* **Data for this exercise**:

----------------------------------------

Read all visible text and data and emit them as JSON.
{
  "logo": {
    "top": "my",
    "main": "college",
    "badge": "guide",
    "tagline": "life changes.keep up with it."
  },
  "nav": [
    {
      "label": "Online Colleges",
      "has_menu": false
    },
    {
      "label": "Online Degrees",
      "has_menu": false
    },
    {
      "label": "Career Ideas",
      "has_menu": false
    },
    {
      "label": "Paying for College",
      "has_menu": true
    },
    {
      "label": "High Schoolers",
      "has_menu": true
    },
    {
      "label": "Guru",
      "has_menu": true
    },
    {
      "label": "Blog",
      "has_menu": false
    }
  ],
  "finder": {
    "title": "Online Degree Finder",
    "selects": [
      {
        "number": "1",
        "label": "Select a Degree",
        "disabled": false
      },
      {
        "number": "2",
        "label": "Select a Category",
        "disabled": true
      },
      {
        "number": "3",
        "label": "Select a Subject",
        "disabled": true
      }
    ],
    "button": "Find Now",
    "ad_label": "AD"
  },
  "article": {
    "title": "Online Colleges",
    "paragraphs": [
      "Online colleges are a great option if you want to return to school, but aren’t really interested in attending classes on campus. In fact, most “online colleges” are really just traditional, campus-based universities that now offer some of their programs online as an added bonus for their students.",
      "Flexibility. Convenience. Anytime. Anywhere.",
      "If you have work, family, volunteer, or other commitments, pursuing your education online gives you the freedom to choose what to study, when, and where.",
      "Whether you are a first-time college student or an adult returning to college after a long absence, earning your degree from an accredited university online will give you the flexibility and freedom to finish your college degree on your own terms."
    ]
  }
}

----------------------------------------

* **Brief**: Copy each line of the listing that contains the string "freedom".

* **Written reply**:
      "If you have work, family, volunteer, or other commitments, pursuing your education online gives you the freedom to choose what to study, when, and where.",
      "Whether you are a first-time college student or an adult returning to college after a long absence, earning your degree from an accredited university online will give you the flexibility and freedom to finish your college degree on your own terms."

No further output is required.